Which misses the point precisely: representative government’s purpose is to resolve differences amicably, to suppress or avoid the appearance of disagreement over difficult matters. “More Europe” is beginning to look in effect like a call for more Vicodin.

Paging Captain Headwound

Rhetoric met reality, and the rhetoric that so many people claim as their political raison d’etre lost.

Germany in particular reckons that all additional environmental legislation should be put on ice until economic conditions return to normal, according to one senior diplomatic source.

The REACH regulation on chemicals and the extension of carbon dioxide emission limits to light duty vehicles in the automotive sector were both cited as areas where industry will be offered special treatment.

The aim is to soften the impact of Europe's strict environmental rules as industries fight their way through the economic recession.
Which is amusing given that greenies, pretending to be experts and experienced in any field of endeavor for which they present an opinion, try to convince one that ‘greening up’ will not just come at little or no additional cost, but somehow be more productive that the ‘old, lazy, dirty’ ways of doing and producing things. M’kay. Whatever you say there, Sparky.
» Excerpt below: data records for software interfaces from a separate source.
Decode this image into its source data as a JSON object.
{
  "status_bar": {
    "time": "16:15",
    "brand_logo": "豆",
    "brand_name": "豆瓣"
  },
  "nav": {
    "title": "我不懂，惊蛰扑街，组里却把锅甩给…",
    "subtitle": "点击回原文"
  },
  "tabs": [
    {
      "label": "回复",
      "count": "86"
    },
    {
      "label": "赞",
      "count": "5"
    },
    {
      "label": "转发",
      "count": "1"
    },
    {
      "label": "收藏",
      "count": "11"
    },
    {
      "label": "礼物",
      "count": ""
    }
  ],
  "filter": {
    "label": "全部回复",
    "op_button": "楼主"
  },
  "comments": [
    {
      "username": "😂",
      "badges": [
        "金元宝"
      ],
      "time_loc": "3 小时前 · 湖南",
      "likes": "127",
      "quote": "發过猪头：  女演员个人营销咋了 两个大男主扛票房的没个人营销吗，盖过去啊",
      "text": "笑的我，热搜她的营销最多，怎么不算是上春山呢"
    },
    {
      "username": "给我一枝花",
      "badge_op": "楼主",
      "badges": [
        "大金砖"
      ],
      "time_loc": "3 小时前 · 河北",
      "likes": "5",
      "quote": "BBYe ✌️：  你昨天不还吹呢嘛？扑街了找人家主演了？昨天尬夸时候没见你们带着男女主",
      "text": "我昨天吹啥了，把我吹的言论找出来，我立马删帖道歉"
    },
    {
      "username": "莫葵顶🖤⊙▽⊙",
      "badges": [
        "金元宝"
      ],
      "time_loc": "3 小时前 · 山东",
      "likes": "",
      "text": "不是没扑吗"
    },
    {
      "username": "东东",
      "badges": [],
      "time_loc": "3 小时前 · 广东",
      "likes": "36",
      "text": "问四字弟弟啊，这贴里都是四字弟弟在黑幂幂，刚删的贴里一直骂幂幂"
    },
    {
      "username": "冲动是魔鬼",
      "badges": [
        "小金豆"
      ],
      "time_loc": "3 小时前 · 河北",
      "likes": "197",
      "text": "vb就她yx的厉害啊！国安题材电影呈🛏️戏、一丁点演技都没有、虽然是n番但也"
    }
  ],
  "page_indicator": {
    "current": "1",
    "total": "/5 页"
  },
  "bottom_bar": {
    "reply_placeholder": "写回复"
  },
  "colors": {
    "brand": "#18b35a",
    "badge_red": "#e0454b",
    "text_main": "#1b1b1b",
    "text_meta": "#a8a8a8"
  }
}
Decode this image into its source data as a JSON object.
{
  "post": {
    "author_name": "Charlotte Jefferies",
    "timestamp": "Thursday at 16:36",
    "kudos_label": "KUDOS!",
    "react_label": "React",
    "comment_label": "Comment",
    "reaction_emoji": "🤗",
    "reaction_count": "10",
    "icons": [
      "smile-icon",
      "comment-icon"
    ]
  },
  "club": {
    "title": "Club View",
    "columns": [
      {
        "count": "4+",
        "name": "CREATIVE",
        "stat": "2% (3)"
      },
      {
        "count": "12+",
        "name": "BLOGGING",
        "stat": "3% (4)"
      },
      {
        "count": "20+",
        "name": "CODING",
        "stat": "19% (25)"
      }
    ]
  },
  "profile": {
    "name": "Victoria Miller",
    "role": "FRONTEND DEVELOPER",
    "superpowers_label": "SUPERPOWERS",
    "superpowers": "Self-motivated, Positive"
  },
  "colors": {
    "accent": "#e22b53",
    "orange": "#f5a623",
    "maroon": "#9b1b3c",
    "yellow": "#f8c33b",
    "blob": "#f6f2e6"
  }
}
It sort of reminds me of the recent ‘initiatives’ to insulate ‘in the name of Climate Change’, even if the drive to insulate buildings now puts them 30+ years behind the United States.
The international dimension

Building efficiency has also been the topic of high-level discussions in international fora, particularly in connection with climate change. The 4th Assessment Report of the United Nations Intergovernmental Panel on Climate Change (IPCC) of 4 May states that "Energy efficiency options for new and existing buildings could considerably reduce CO2 emissions with net economic benefit."
Losers. Virtually every word uttered out of the mouths of the politically involved is a saled job and an evasion, even over “international conferences” whose only conclusions are things that were done out of simple common sense decades ago. They are at the point where they need a Global Warning angle just to get out of bed in the morning, let alone insulate a house.

01 June 2009

Stick a fork in them. They’re done.

The great well of Euro-culture always seems pre-occupied with kicking weak sectors of culture in the teeth if it fits their own individual adolescent obsessions about control and wresting control in their imaginary bugbears in society.

Lars von Trier's film was declared "the most misogynist movie from the self-proclaimed biggest director in the world" by an Ecumenical Jury which every year hands out a prize to a Cannes film that celebrates spiritual values.
With a message of tolerance and free speech, they accuse anyone airing a non-mainstream opinion of censorship, somehow.

Nonetheless, among these “cultural betters” at Cannes:
Critics gasped, jeered and hooted -- and at least four people fainted -- during a preview of the movie, one of 20 films competing for the Palme d'Or top award to be handed out
Apparently to the emptiest minds, this in itself makes it artful and worthy of consideration on that basis alone – that it would somehow offend their long-dead parents or make their kindergarten teacher squirm. It’s a sad display of their lack of depth, and their strange notion that anyone presenting an opinion that they dislike actually “censoring them.”

What is it that they’re rewarding? Thoughtlessness and a LACK of conscious intent of the part of “zee arteest.”
"Maybe von Trier doesn't either: in the press notes, he basically says as much, confessing scenes "were added for no reason. Images were composed free of logic or dramatic thinking," (though he does add "I am very happy about this film and the images in it. They come out of an inspiration that's real to me"
I no longer wonder what it is about “things added for no reason” cause him to thing something seems real to a subculture that can’t dislocate a message from willfully not knowing what one is saying. This by itself instantly makes someone forfeit any right they have to expect anyone else’s attention, especially those who think themselves aesthetes in the film sub-culture.